Buoyant Boris Greets Wheelchair-Bound Bill

HELSINKI, Finland -- Just a few months ago, Boris Yeltsin was flat on his back in heart surgery, the sick old man of Russia. Bill Clinton, by contrast, looked young and vigorous on the campaign trail to a second term as U.S. president.

The picture looked vastly different Thursday in Helsinki as Yeltsin, looking rosy-cheeked and fit, strolled off his new presidential jet with his wife, Naina, on his arm.

A wheelchair-bound Clinton, by contrast, was lowered to the tarmac by a hydraulic lift in Finnair Catering container number C22.

Though a red carpet awaited him, there was no band to play the national anthem. "We assume it's because he is in a wheelchair, and it would not be proper if he can't stand," said a Finnish Foreign Ministry official.

Clinton, who suffered a torn tendon in a fall last week in Florida, nonetheless grinned and waved vigorously as he prepared for his negotiations with Yeltsin over NATO's eastward expansion plans.

Yeltsin, 66, looked fitter than he has in months for what he has predicted will be his toughest U.S.-Russian summit.

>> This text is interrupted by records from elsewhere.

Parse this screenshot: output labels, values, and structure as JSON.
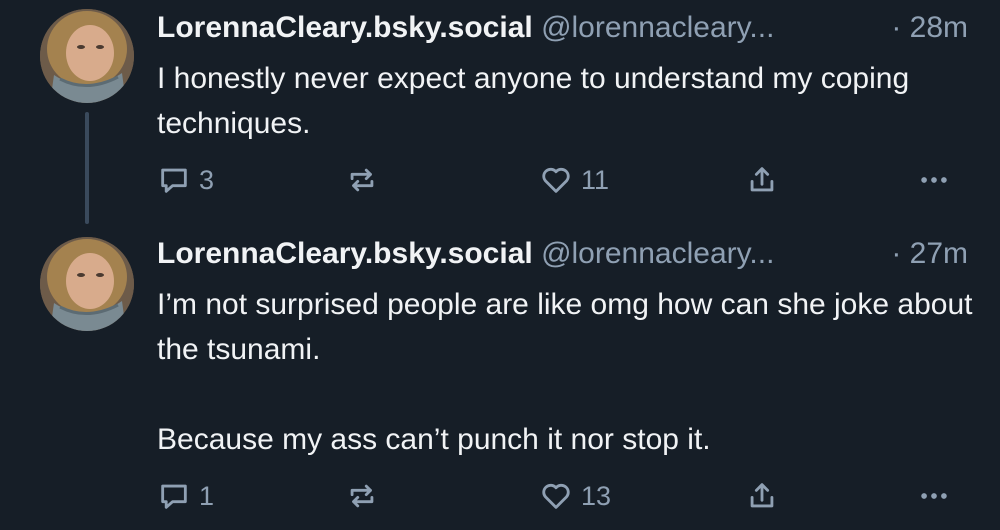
{
  "posts": [
    {
      "display_name": "LorennaCleary.bsky.social",
      "handle": "@lorennacleary...",
      "time": "· 28m",
      "paragraphs": [
        "I honestly never expect anyone to understand my coping techniques."
      ],
      "reply_count": "3",
      "repost_count": "",
      "like_count": "11"
    },
    {
      "display_name": "LorennaCleary.bsky.social",
      "handle": "@lorennacleary...",
      "time": "· 27m",
      "paragraphs": [
        "I’m not surprised people are like omg how can she joke about the tsunami.",
        "Because my ass can’t punch it nor stop it."
      ],
      "reply_count": "1",
      "repost_count": "",
      "like_count": "13"
    }
  ],
  "icons": {
    "reply": "speech-bubble-icon",
    "repost": "repost-arrows-icon",
    "like": "heart-icon",
    "share": "share-upload-icon",
    "more": "more-dots-icon"
  },
  "colors": {
    "background": "#161e27",
    "text": "#f1f3f5",
    "muted": "#8fa0b3",
    "thread_line": "#3a4a5c"
  }
}
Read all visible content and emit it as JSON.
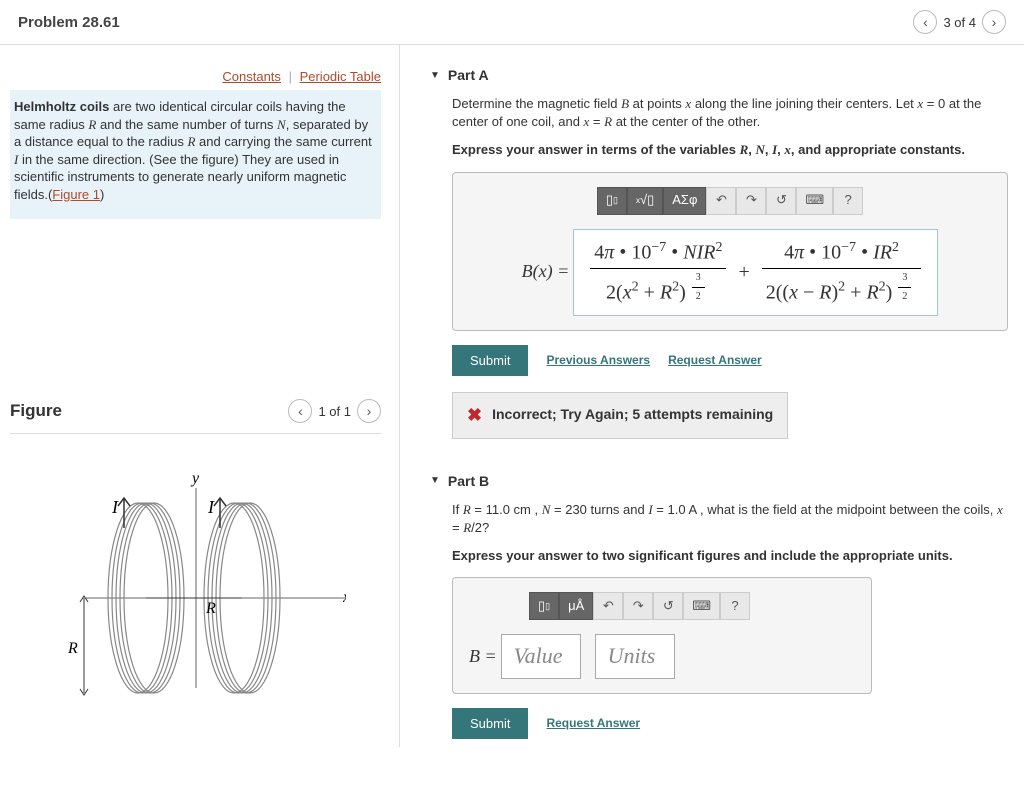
{
  "header": {
    "title": "Problem 28.61",
    "pager_text": "3 of 4"
  },
  "links": {
    "constants": "Constants",
    "periodic": "Periodic Table"
  },
  "intro": {
    "bold": "Helmholtz coils",
    "text1": " are two identical circular coils having the same radius ",
    "text2": " and the same number of turns ",
    "text3": ", separated by a distance equal to the radius ",
    "text4": " and carrying the same current ",
    "text5": " in the same direction. (See the figure) They are used in scientific instruments to generate nearly uniform magnetic fields.(",
    "figlink": "Figure 1",
    "text6": ")"
  },
  "figure": {
    "title": "Figure",
    "pager": "1 of 1",
    "y_label": "y",
    "x_label": "x",
    "r_label": "R",
    "i_label": "I"
  },
  "partA": {
    "title": "Part A",
    "desc1": "Determine the magnetic field ",
    "desc2": " at points ",
    "desc3": " along the line joining their centers. Let ",
    "desc4": " at the center of one coil, and ",
    "desc5": " at the center of the other.",
    "instr": "Express your answer in terms of the variables R, N, I, x, and appropriate constants.",
    "toolbar": {
      "greek": "ΑΣφ",
      "help": "?"
    },
    "lhs": "B(x) = ",
    "submit": "Submit",
    "prev_ans": "Previous Answers",
    "req_ans": "Request Answer",
    "feedback": "Incorrect; Try Again; 5 attempts remaining"
  },
  "partB": {
    "title": "Part B",
    "desc1": "If ",
    "desc2": " = 11.0 cm , ",
    "desc3": " = 230 turns and ",
    "desc4": " = 1.0 A , what is the field at the midpoint between the coils, ",
    "desc5": "?",
    "instr": "Express your answer to two significant figures and include the appropriate units.",
    "toolbar": {
      "units": "μÅ",
      "help": "?"
    },
    "lhs": "B = ",
    "value_ph": "Value",
    "units_ph": "Units",
    "submit": "Submit",
    "req_ans": "Request Answer"
  }
}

Standing tall and firm, he made a brief statement in front of his newly refurbished $70 million Ilyushin-96 presidential jet, specially outfitted for medical emergencies and transporting his team of doctors.

The U.S. leader tore a tendon in his right knee last Friday at the Florida estate of Australian golf legend Greg Norman, when he tripped on some stairs. Doctors predict a full recovery.

Speaking Thursday prior to talks with Finnish President Martti Ahtisaari, Clinton, seated in a chair with his leg extended, said he was managing fine despite the inconvenience. "My knee and I are getting around pretty well," he quipped to reporters.

Some officials predict that Clinton, 16 years Yeltsin's junior, might choose to use crutches during at least part of the summit to help maintain his youthful image. But Clinton has been a strong backer of Yeltsin, who faces severe criticism at home from communists and nationalists, and therefore may be happy to see his counterpart looking as fit as possible.

Special ramps to accommodate Clinton's wheelchair may be used at the site of Friday's summit talks, the Maentyniemi residence of the Finnish president, which has many staircases and no elevators.

According to Finnish press reports, Clinton has chosen to stay in a four-room suite at the Inter-Continental Hotel in central Helsinki with the rest of the U.S. delegation instead of at the American Embassy, because the hotel is better suited to accommodate a wheelchair.

Police were holding an arson suspect after a fire broke out in a Russian strip club called Little St. Petersburg in central Helsinki early Thursday.

No one was injured, and no links were apparent to either organized crime or the summit.

But at least one Russian television station reported there were suspicions the fire was linked to a mafia group in St. Petersburg, Russia's second city.

(AFP, Reuters, AP)